EXERCISE OBJECTIVE
Copy nothing but the lines from the line with "Parse this screenshot: output" to the end of the records, retyped exactly. Pictures stay out.

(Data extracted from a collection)

^^^^^^^^^^^^^^^^

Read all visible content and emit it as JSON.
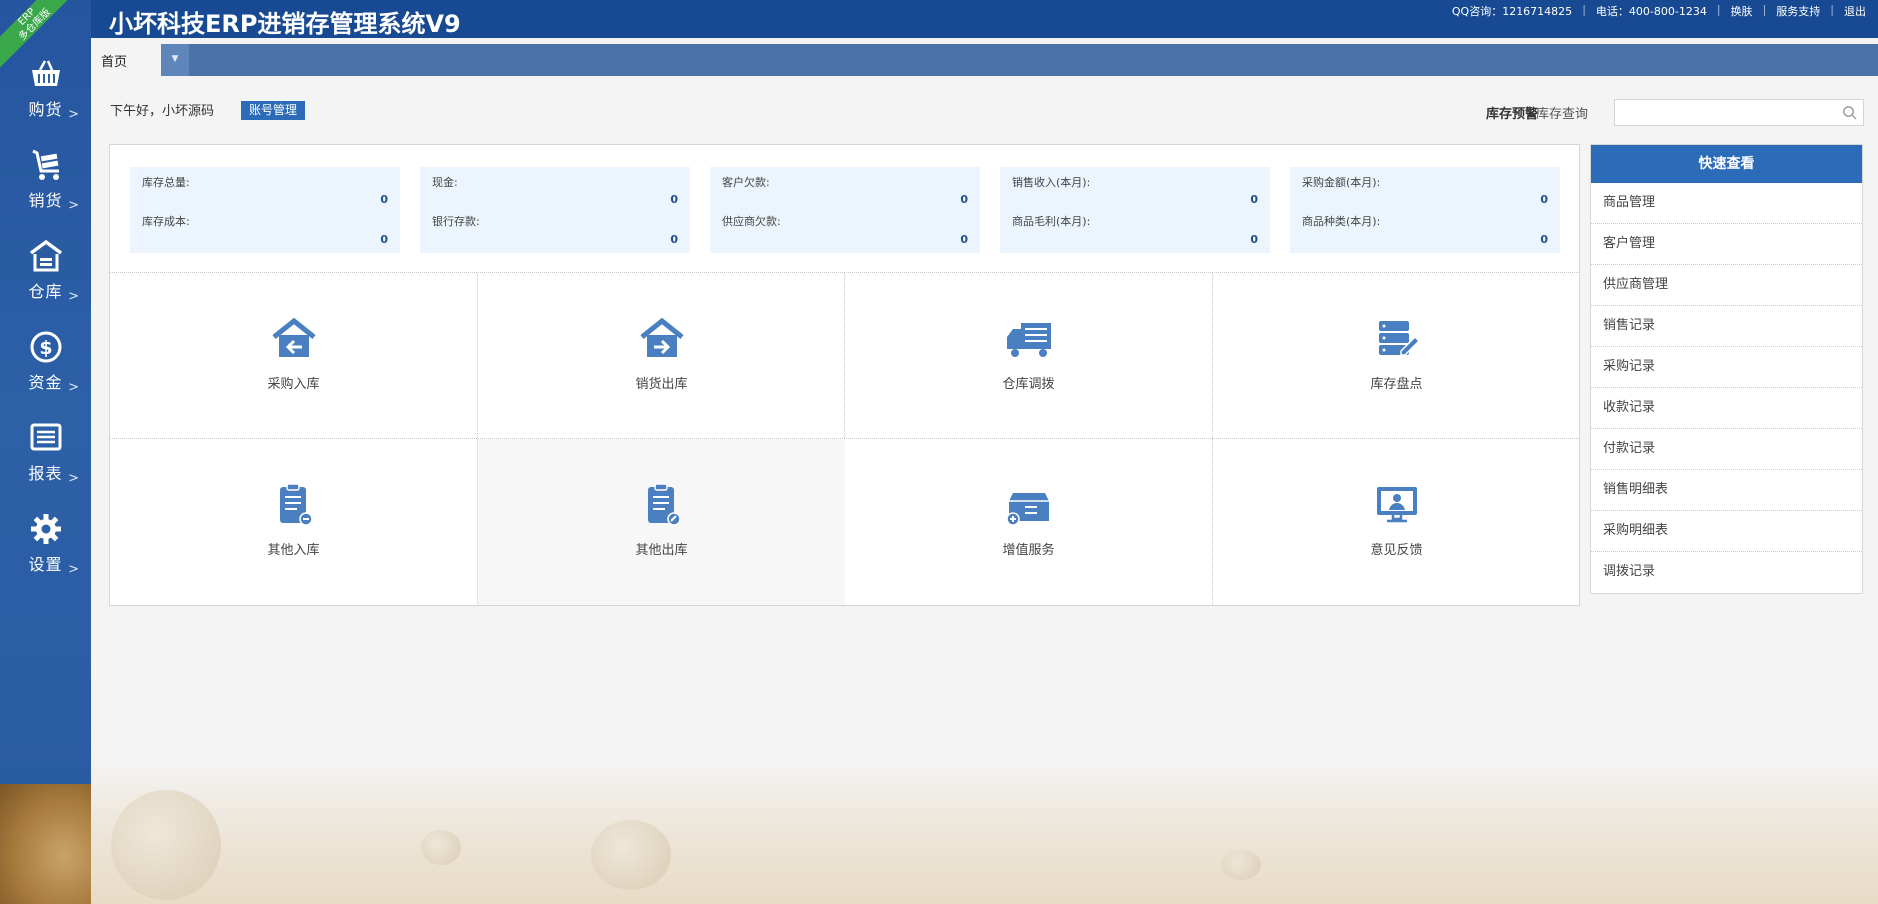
{
  "sidebar": {
    "ribbon_lines": [
      "ERP",
      "多仓库版"
    ],
    "items": [
      {
        "label": "购货",
        "icon": "basket-icon"
      },
      {
        "label": "销货",
        "icon": "cart-icon"
      },
      {
        "label": "仓库",
        "icon": "warehouse-icon"
      },
      {
        "label": "资金",
        "icon": "dollar-icon"
      },
      {
        "label": "报表",
        "icon": "report-icon"
      },
      {
        "label": "设置",
        "icon": "gear-icon"
      }
    ],
    "chevron": ">"
  },
  "header": {
    "title": "小坏科技ERP进销存管理系统V9",
    "qq": "QQ咨询：1216714825",
    "phone": "电话：400-800-1234",
    "skin": "换肤",
    "support": "服务支持",
    "logout": "退出"
  },
  "tabs": {
    "home": "首页"
  },
  "greeting": {
    "text": "下午好，小坏源码",
    "account_button": "账号管理"
  },
  "toolbar": {
    "stock_warning": "库存预警",
    "stock_query": "库存查询",
    "search_value": ""
  },
  "stats": [
    {
      "label1": "库存总量:",
      "value1": "0",
      "label2": "库存成本:",
      "value2": "0"
    },
    {
      "label1": "现金:",
      "value1": "0",
      "label2": "银行存款:",
      "value2": "0"
    },
    {
      "label1": "客户欠款:",
      "value1": "0",
      "label2": "供应商欠款:",
      "value2": "0"
    },
    {
      "label1": "销售收入(本月):",
      "value1": "0",
      "label2": "商品毛利(本月):",
      "value2": "0"
    },
    {
      "label1": "采购金额(本月):",
      "value1": "0",
      "label2": "商品种类(本月):",
      "value2": "0"
    }
  ],
  "actions": [
    {
      "label": "采购入库",
      "icon": "purchase-in-icon"
    },
    {
      "label": "销货出库",
      "icon": "sales-out-icon"
    },
    {
      "label": "仓库调拨",
      "icon": "truck-icon"
    },
    {
      "label": "库存盘点",
      "icon": "inventory-check-icon"
    },
    {
      "label": "其他入库",
      "icon": "clipboard-in-icon"
    },
    {
      "label": "其他出库",
      "icon": "clipboard-out-icon"
    },
    {
      "label": "增值服务",
      "icon": "value-added-icon"
    },
    {
      "label": "意见反馈",
      "icon": "feedback-icon"
    }
  ],
  "quick": {
    "title": "快速查看",
    "items": [
      "商品管理",
      "客户管理",
      "供应商管理",
      "销售记录",
      "采购记录",
      "收款记录",
      "付款记录",
      "销售明细表",
      "采购明细表",
      "调拨记录"
    ]
  },
  "colors": {
    "sidebar": "#2c60a7",
    "header": "#174a92",
    "accent": "#2c6bb8",
    "icon": "#4a7fc1"
  }
}
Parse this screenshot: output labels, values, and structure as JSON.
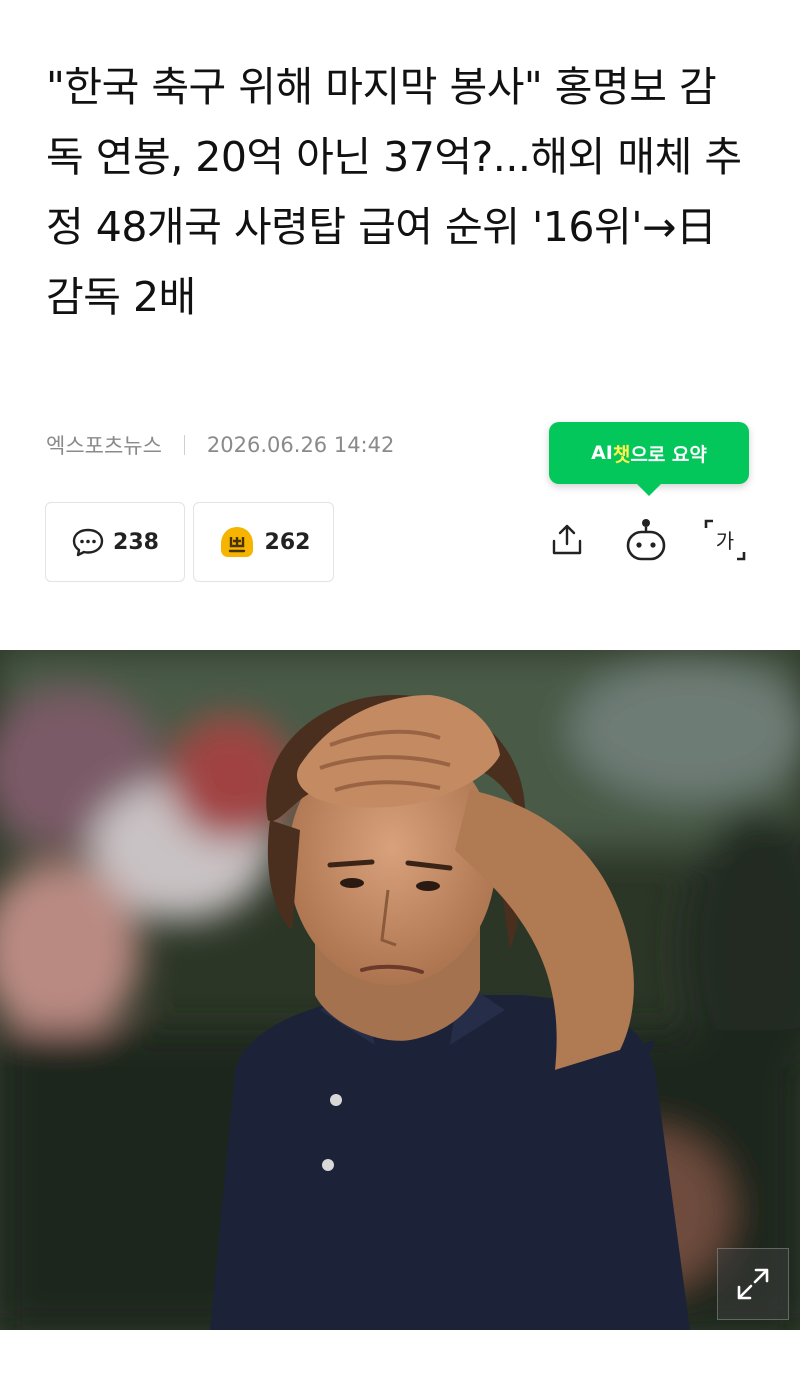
{
  "article": {
    "headline": "\"한국 축구 위해 마지막 봉사\" 홍명보 감독 연봉, 20억 아닌 37억?...해외 매체 추정 48개국 사령탑 급여 순위 '16위'→日 감독 2배",
    "source": "엑스포츠뉴스",
    "datetime": "2026.06.26 14:42"
  },
  "ai_summary": {
    "prefix": "AI",
    "chat": "챗",
    "suffix": "으로 요약"
  },
  "stats": {
    "comments": "238",
    "reactions": "262"
  },
  "tools": [
    "share-icon",
    "bot-icon",
    "font-size-icon"
  ],
  "tool_labels": {
    "font_size": "가"
  },
  "colors": {
    "accent": "#03c75a",
    "accent_text": "#fff34d",
    "reaction_icon": "#f5b400"
  }
}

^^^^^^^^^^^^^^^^

SOLUTION FOR THIS PROBLEM
Parse this screenshot: output labels, values, and structure as JSON.
{
  "article": {
    "headline": "\"한국 축구 위해 마지막 봉사\" 홍명보 감독 연봉, 20억 아닌 37억?...해외 매체 추정 48개국 사령탑 급여 순위 '16위'→日 감독 2배",
    "source": "엑스포츠뉴스",
    "datetime": "2026.06.26 14:42"
  },
  "ai_summary": {
    "prefix": "AI",
    "chat": "챗",
    "suffix": "으로 요약"
  },
  "stats": {
    "comments": "238",
    "reactions": "262"
  },
  "tools": [
    "share-icon",
    "bot-icon",
    "font-size-icon"
  ],
  "tool_labels": {
    "font_size": "가"
  },
  "colors": {
    "accent": "#03c75a",
    "accent_text": "#fff34d",
    "reaction_icon": "#f5b400"
  }
}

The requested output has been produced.